[Dataset rows for apps and sites]
──────────────────────────────

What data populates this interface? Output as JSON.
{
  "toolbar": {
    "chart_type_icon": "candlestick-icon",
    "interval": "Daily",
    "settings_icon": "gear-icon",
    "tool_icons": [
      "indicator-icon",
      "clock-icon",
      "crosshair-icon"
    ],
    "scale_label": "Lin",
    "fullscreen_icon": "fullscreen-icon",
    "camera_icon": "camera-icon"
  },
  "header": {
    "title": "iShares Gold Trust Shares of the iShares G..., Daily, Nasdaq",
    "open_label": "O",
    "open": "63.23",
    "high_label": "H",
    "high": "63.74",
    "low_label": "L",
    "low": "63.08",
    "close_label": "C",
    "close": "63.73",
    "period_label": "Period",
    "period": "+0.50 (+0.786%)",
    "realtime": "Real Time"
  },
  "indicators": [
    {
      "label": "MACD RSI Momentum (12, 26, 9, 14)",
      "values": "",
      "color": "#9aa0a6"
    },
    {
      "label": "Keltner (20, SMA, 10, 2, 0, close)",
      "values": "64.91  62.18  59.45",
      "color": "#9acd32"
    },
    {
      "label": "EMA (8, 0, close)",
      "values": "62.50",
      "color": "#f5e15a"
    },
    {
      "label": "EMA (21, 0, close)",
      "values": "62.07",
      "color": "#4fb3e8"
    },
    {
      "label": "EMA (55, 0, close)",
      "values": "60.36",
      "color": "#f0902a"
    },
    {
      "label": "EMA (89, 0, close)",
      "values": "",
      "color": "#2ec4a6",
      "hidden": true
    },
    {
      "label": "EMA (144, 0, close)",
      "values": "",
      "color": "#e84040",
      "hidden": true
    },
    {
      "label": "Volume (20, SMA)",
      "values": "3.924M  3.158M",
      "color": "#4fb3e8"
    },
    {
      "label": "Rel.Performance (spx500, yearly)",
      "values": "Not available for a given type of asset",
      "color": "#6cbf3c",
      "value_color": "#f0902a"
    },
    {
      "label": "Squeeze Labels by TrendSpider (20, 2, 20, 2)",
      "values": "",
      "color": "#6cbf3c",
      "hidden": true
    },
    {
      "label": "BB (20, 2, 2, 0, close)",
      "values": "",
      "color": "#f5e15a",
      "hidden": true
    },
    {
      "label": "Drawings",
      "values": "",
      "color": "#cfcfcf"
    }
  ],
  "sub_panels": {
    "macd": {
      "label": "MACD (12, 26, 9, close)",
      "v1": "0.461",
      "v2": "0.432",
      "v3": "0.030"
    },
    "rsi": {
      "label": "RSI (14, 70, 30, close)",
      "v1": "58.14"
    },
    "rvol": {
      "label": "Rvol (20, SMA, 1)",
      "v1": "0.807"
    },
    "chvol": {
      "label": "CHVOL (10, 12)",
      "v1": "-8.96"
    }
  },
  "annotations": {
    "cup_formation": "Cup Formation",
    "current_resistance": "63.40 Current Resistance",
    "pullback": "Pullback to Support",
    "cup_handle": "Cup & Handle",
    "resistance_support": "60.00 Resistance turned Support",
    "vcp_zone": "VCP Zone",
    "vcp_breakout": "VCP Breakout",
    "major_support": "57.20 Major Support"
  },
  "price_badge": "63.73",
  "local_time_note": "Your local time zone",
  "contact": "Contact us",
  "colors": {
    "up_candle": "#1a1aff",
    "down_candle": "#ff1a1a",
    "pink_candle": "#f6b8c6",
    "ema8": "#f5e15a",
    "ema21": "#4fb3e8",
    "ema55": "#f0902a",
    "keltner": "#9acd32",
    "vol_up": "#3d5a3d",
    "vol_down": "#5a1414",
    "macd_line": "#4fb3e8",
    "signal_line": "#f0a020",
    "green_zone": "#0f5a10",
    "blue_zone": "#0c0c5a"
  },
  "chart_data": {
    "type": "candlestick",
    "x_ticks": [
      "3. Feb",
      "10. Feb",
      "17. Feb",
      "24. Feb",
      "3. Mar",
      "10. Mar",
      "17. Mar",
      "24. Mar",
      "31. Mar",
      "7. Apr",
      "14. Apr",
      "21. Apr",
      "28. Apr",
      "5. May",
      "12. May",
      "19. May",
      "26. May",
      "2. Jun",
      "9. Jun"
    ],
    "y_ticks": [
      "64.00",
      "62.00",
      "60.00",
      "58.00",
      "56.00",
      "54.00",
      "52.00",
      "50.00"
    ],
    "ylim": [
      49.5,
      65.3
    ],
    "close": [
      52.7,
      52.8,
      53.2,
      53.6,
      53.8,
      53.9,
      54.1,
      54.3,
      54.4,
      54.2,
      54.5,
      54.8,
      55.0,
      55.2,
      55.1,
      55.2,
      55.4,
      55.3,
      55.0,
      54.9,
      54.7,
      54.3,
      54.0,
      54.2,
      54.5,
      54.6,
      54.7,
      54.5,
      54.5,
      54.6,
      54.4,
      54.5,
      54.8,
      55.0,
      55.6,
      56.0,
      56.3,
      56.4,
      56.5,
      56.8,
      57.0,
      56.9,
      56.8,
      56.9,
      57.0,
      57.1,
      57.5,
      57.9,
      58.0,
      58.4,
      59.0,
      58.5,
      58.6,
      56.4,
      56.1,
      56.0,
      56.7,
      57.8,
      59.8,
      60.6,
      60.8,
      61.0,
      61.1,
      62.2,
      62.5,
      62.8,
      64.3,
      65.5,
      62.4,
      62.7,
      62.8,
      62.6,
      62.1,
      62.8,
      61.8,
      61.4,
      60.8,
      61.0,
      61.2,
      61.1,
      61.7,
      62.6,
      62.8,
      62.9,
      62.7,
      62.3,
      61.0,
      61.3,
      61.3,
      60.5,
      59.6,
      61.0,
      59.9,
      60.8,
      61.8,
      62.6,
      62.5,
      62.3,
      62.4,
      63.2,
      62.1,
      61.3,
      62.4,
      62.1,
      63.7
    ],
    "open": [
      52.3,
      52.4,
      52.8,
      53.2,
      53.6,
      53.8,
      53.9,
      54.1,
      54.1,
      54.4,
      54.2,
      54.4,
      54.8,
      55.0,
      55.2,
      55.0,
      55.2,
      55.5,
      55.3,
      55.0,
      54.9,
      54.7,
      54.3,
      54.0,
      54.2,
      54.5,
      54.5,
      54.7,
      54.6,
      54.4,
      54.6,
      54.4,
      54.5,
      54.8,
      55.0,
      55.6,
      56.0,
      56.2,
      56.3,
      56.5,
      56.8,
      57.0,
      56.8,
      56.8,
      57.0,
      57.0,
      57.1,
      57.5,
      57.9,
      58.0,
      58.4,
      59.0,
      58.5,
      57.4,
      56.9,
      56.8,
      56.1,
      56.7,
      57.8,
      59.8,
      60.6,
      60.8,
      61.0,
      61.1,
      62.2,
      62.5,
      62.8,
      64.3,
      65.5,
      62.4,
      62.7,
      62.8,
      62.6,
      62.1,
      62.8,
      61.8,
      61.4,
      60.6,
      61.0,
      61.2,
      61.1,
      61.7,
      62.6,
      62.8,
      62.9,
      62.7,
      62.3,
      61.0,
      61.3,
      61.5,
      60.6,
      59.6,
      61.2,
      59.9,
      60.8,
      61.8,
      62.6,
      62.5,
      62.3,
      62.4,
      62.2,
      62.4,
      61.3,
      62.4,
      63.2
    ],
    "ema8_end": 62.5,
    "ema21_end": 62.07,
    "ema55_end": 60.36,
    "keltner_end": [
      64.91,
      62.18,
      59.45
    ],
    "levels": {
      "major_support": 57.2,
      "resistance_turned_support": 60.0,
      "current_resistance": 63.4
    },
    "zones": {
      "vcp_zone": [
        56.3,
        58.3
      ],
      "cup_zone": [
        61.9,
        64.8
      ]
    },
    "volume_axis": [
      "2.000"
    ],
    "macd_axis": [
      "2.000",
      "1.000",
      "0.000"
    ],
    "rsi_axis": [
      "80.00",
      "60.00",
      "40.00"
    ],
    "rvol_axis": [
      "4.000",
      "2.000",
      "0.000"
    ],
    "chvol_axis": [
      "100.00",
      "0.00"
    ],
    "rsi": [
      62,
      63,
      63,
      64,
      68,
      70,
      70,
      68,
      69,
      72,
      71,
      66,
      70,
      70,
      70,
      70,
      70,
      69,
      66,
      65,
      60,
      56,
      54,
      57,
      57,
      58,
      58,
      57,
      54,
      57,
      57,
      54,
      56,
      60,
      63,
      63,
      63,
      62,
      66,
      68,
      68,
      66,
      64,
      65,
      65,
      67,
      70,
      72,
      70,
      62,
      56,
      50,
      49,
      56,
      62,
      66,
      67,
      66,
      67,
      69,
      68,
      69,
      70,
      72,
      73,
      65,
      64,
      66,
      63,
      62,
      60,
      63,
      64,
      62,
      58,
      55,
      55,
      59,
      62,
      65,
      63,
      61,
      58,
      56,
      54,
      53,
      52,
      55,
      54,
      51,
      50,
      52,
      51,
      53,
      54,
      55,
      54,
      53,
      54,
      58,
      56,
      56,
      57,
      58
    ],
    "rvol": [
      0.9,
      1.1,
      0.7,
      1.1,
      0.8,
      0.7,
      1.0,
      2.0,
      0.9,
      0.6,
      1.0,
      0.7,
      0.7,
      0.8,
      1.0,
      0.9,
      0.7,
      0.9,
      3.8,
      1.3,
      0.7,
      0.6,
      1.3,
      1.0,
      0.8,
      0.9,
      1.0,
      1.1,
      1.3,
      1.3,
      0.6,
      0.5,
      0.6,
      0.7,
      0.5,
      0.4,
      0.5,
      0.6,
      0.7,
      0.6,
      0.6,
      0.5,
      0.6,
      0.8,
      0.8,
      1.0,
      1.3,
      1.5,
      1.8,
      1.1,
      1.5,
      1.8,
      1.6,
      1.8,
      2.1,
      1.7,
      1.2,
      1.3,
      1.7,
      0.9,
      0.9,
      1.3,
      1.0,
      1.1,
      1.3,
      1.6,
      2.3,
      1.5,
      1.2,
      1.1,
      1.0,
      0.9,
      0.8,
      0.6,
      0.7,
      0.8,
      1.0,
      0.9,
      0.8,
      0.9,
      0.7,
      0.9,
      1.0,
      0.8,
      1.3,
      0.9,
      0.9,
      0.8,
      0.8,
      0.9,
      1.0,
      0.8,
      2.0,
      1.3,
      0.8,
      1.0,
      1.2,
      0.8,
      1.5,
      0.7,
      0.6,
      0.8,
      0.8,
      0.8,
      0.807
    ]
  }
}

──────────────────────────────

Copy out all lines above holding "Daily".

▸ RESULT FOR THIS EXERCISE
    "interval": "Daily",
    "title": "iShares Gold Trust Shares of the iShares G..., Daily, Nasdaq",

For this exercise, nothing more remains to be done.